“Oh, I see you have a balance,” explained the lady at the front desk. My heart dropped to the floor knowing I had less than $200 in my checking account and had just transferred funds once again from my savings. The sweat started flowing, the anxiety bubbling up, and it was all that I could do to keep a calm face and act surprised. “Oh really?” I questioned, knowing very well that it was left over from that long hospital stay after becoming deathly ill from eating a raw oyster of all things.She must have noticed the worried look on my face. “Don’t worry, you can pay that later,” she said. The relief washed over me. With those few words, the sweet front desk lady made multiple mistakes:
- She never told me the balanced owed
- I wasn't given payment options
- She showed absolutely no sense of urgency
- I assumed I couldn't pay
Billing staff must be educated often about discussing payment options with patients and should be giving patients every opportunity available to pay their bill. If you don’t have multiple payment methods and tools available, you need to rethink your collection strategy.
Patients Want Payment Options
While writing checks seems like a more archaic form of payment in today’s digital (PayPal/Venmo) world, surprisingly, I still hear of medical practices who only accept checks. These practices would rather not give up the small percentage that it costs for the merchant processing than to offer their patient’s an easier way to pay. If you are only allowing check payments, you are letting money walk out your door. I personally can’t tell you where my checkbook is currently hiding. While many Americans (especially the elderly population) are still relying on using checks, digital forms of payment are increasing in popularity, especially with the increase of millennials.
Meet the Millennials: A survey of over 1,895 millennial patients in March 2018:
- By 2019 millenials will be 72 million strong and outnumber baby boomers
- Nearly 3 out of 4 millenials (73%) that walk though a healthcare provider's door are already in debt
- Two-thirds (67%) are concerned about their ability to pay a bill over $1,000
- 71% are interested in no-interest financing for a bill below $1,000, and 72% said it was important for their provider to discuss financing options with them
- Only about 14% reported receiving a no low-interest financing option
Take advantage of payment technologies. Think about converting from paper to electronic statements, electronic receipts, card-on-file capabilities, an online payment portal such as ImaginePayTM, and flexible payment plan options. Allowing patients to set up automatic payments reduces anxiety caused by multiple bills piling up, reduces the amount of paper mail coming to them, and reduces the cost it takes you to actually get those patient payments.

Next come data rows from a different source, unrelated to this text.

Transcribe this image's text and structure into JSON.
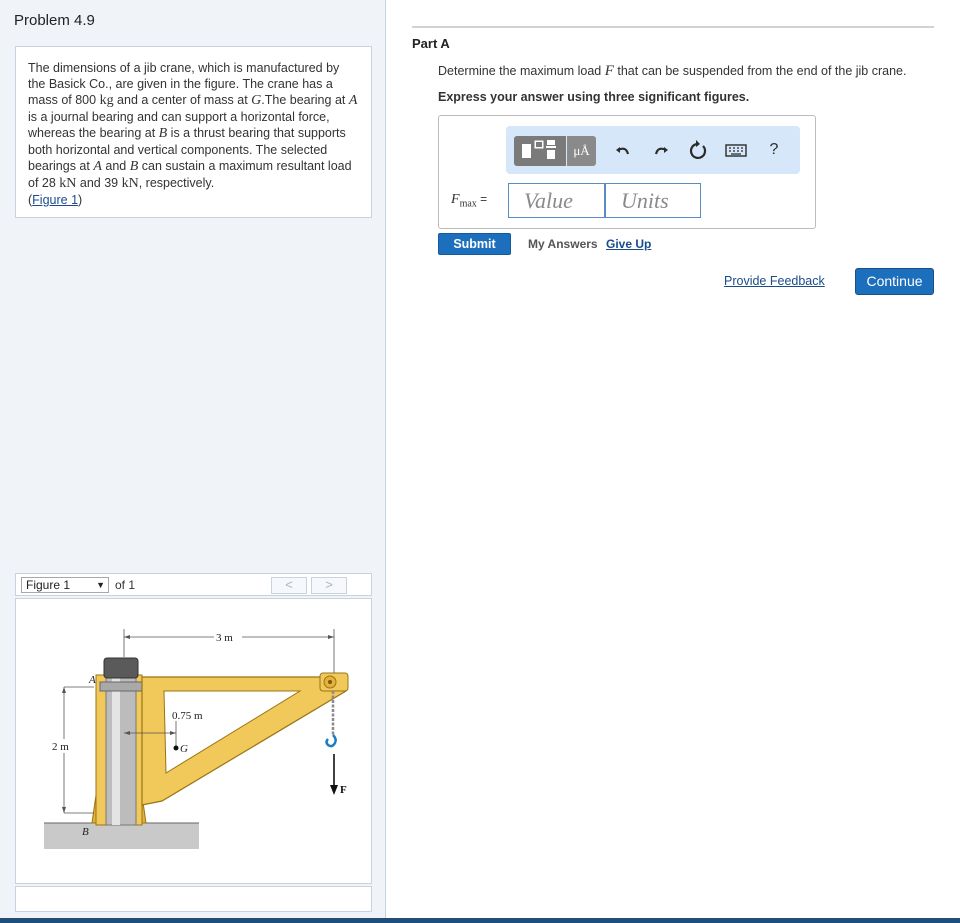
{
  "problem": {
    "title": "Problem 4.9",
    "intro": {
      "t1": "The dimensions of a jib crane, which is manufactured by the Basick Co., are given in the figure. The crane has a mass of 800 ",
      "u1": "kg",
      "t2": " and a center of mass at ",
      "s1": "G",
      "t3": ".The bearing at ",
      "s2": "A",
      "t4": " is a journal bearing and can support a horizontal force, whereas the bearing at ",
      "s3": "B",
      "t5": " is a thrust bearing that supports both horizontal and vertical components. The selected bearings at ",
      "s4": "A",
      "t6": " and ",
      "s5": "B",
      "t7": " can sustain a maximum resultant load of 28 ",
      "u2": "kN",
      "t8": " and 39 ",
      "u3": "kN",
      "t9": ", respectively.",
      "figure_link_open": "(",
      "figure_link": "Figure 1",
      "figure_link_close": ")"
    }
  },
  "figure_nav": {
    "selected": "Figure 1",
    "of_text": "of 1",
    "prev": "<",
    "next": ">"
  },
  "figure": {
    "dim_top": "3 m",
    "dim_left": "2 m",
    "dim_mid": "0.75 m",
    "label_A": "A",
    "label_B": "B",
    "label_G": "G",
    "label_F": "F"
  },
  "part": {
    "label": "Part A",
    "question_pre": "Determine the maximum load ",
    "question_sym": "F",
    "question_post": " that can be suspended from the end of the jib crane.",
    "instruction": "Express your answer using three significant figures."
  },
  "answer": {
    "var": "F",
    "sub": "max",
    "eq": " =",
    "value_placeholder": "Value",
    "units_placeholder": "Units",
    "toolbar": {
      "units_icon": "μÅ",
      "help_icon": "?"
    }
  },
  "actions": {
    "submit": "Submit",
    "my_answers": "My Answers",
    "give_up": "Give Up",
    "feedback": "Provide Feedback",
    "continue": "Continue"
  }
}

Source: HealthFirst Financial “Meet the Millennials” Survey conducted by NBC News/GenForward University of Chicago